Oh boy, a chain blog entry! Dave Walker called me out to talk about securing email; who am I to refuse?
You should secure your email. Am I done?
OK, so that’s not the best supported argument. If everyone secured their email there would be virtually no spam, but any system that doesn’t show benefits at even 10% participation is more or less doomed. However, the benefit of securing email kick in much earlier when dealing with phishers.
One thing I worry about is whether my relatives are able to tell spoofed emails from real ones, and that they don’t provide personal information to any site emailed to them. If large companies start taking security seriously, if they start signing their emails and educate their users to look for their signature, we’ll start to see a dent in phishing. If Amazon, eBay, PayPal and various banks start, they’ll influence the smaller companies to start doing it.
To help influence the influencers, you can (and should!) start signing your emails today. There are two ways to get started, and they aren’t exclusive. Many people use both signatures in their emails. Either one will take about 15 minutes, much less than getting your first email account set up probably took.
The first is to get a free S/MIME certificate from a company like thawte. I did this a while ago but I lost my certificate and had to try to retrieve my password. It was a frustrating process; I assume registering in the first place was as well since I used “Which company is pissing you off right now?” for my 5th security question. However, I still recommend this method as easier and tech support was very helpful.
There’s an amazing guide for OS X Mail, as well as instructions for Thunderbird on Windows, and these signatures work for virtually all email clients. As soon as you get your certificate installed, your emails will start showing up as secure. How cool will that make you look, when your clients see your email in their inbox highlighted as secure?
Answer: moderately to not at all cool, but they’ll still be impressed with the geek mystique.
The other way to secure your email involves creating your own signature using GPG. This involves creating a private key and a public key. You share your public key but you keep your private key, uh, private.
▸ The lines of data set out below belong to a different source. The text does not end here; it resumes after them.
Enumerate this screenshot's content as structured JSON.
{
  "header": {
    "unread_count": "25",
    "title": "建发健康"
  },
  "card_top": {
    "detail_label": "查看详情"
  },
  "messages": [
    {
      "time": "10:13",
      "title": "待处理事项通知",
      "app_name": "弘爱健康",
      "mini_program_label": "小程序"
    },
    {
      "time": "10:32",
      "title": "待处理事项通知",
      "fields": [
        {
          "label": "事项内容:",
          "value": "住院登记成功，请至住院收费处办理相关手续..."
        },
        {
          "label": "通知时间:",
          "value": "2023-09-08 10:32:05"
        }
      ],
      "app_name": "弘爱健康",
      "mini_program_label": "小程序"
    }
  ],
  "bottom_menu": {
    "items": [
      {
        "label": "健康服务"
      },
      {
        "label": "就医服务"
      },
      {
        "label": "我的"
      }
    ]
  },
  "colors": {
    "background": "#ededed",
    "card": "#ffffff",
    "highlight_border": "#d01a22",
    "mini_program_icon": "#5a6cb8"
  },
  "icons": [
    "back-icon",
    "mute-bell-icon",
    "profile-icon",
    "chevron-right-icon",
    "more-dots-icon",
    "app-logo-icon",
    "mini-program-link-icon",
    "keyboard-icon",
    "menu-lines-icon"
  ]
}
GPG and its predecessor PGP have been around for nearly 15 years, but have never really caught on due to the complexity. This still appears to be the case, I can’t find a guide on par with the OS X Mail guide for S/MIME. Virtually all guides tell you to go to the command line, which is unacceptable in 2005.
While these are half-assed instructions (they could benefit from screenshots and testing), they’ll get you a public and private key and have you signing your email in OS X Mail. Please post any good GPG guides you know of in the comments.
Start off by downloading Gnu Privacy Guard and GPG Keychain Access from Mac GNU Privacy Guard. Once both are installed, open up GPG Keychain Access and click the “New” button. The defaults should be correct, although you may want to make sure your name and email address are correct.
Once that’s done, download and install GPGMail. It should detect your key automatically and allow you to start signing emails as soon as you restart Mail.
If you’re using Thunderbird, try Enigmail, which I hear great things about.
I think the length of my post shows the complexity involved in securing email. However, if you do your part, you can help us reach a tipping point where the public demands secure email, and we can stop worrying about our parents accidentally giving their passwords to phishers. I think that’s worth 15 minutes of my time.
Oh yeah, and since this is a
chain-letter , here are the people I would like to see blog about securing email:
- Kenyatta Cheese
- Bri Cors
- Brian Kerr (his post about securing Entourage)
- Scott Trudeau
- Ed Vielmetti
(If I didn’t call you out by name, but want to blog about your experiences with securing email, I hereby deputize you to carry on the